LaQuey credited streets supervisor Barrett Smith with facilitating the sale of the equipment, “Barrett took it upon himself to go out there and find a buyer. He took the reins without waiting for someone to ask him to or waiting for someone else to find a buyer. That’s the entrepreneurial spirit we need around here.”

Another issue that LaQuey is dealing with is the track-hoe/excavator that the city had leased-to-purchase from Yellow House under former city manager Tommy Turney, “One of our main issues is getting out from under that track-hoe. Yellow House won’t just take it back so you have to trade it in on something. We may trade it in for a smooth drum roller but it has to go through council first. Dawni (Seymore) has done a fantastic job. She contacted Yellow House before I was ever hired and started working a deal out with them to take the track-hoe back. Then she went up to Abilene and spoke with the city manager and mayor about our water deal with them to ensure everything stayed on track. After Tommy left, she also met with Republic to make sure the trash pickup wasn’t interrupted. $123,797 was due to Republic. Dawni spoke with them and we’re paying that off.”

The city is also looking at contracting with an IT company to handle their computers. The city employee who had been handling the IT work resigned a few weeks ago. The council has said that they believe it would be cheaper to contract the work out rather than have a full-time employee handling it since the city doesn’t have a great demand for IT work.

According to LaQuey, the biggest financial issue the city is facing right now is their accounts payable, “Our laser focus is on getting these AP (accounts payable) paid. I have a long-term relationship with Republic. They know when I say that we’re going to pay them that they’re going to get paid. I’m trying to have blinders on, not look back because I want to move forward. Some people are comfortable lying down next to a rattlesnake, which in this case represents our debt. Dawni, Rick, Kristi and Jeff are not comfortable doing that. They want to get it all taken care of. The problem is that Tommy was behind the 8-ball when he started here. The city already had financial problems.”

One aspect that is in LaQuey’s favor is the lay-offs that Turney implemented and the resignation of other city employees, “I came in after the budget was set but people leaving saved us hundreds of thousands of dollars. We have a $500,000 bond payment due in June. We already have $250,000 of that set aside.”

LaQuey and the council have worked to reconcile all of the city’s accounts and bring it all current as well as working on other aspects of the city governance, “We’re working on the employee handbook.” Turney started the handbook work and LaQuey has taken the helm. The credit card abuse and use of the city’s Amazon account by city employees facilitated the city creating policies and procedures to ensure it doesn’t happen again.

LaQuey is also seeking public input, “I want the people to create a wish list for capital projects. We can go over it and see what is important to them and work on accomplishing it. I know one thing is getting new hangars at the airport.
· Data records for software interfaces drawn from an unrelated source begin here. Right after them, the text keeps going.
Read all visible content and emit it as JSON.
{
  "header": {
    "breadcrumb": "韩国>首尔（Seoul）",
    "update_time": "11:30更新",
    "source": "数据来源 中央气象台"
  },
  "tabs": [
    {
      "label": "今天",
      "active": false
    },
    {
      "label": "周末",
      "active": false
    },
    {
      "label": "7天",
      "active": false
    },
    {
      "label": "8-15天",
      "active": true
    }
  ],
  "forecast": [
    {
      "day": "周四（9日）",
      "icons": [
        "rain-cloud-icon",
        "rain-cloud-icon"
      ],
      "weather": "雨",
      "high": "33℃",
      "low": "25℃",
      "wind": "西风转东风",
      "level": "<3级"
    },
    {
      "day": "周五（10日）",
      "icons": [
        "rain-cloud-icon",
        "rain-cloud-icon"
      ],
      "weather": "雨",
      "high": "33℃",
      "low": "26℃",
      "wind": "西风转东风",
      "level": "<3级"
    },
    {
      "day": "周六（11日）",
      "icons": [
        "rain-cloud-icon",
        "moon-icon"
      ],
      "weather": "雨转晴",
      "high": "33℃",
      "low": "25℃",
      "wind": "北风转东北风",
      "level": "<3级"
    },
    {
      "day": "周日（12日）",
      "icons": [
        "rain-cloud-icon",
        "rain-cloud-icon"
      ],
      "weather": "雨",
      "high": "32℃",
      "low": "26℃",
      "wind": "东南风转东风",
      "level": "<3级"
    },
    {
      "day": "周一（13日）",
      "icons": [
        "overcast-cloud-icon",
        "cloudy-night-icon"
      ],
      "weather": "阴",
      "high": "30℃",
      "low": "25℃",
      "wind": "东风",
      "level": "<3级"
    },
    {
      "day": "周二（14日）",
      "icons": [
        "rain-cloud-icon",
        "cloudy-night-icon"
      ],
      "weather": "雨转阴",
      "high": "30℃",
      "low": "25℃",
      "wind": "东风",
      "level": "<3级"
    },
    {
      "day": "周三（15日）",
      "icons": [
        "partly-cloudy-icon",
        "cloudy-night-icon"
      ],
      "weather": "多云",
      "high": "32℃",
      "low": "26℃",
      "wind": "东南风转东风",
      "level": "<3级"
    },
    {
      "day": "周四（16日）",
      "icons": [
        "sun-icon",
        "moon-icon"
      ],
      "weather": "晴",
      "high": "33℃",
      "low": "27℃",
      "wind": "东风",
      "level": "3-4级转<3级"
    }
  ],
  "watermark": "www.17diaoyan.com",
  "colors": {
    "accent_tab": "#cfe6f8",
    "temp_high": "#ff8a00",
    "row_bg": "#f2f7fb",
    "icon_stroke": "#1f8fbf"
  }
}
A hangar comes to about $230,000 but people want hangars so that they have protection for their aircraft. Right now though, streets are our priority.”

When it comes to reconciling the financials, there is still much work to be done. LaQuey had a large box of envelopes on a desk containing deposits and financial documents, “Kristi and Dawni have volunteered their own time to come in here and help me go through those. That is a lot of work. We have a strong mayor and council. I haven’t seen many mayors who stepped up the way Dawni has.”

The Ballinger city council meets on the 1st and 3rd Monday of every month (unless it falls on a holiday) at 5:30 p.m. at City Hall. The agenda of each council meeting is posted on the city website 72 hours prior to the council meeting. Anyone who wishes to address the council is given 5 minutes to speak. The videos of the council meetings are posted on the City of Ballinger website.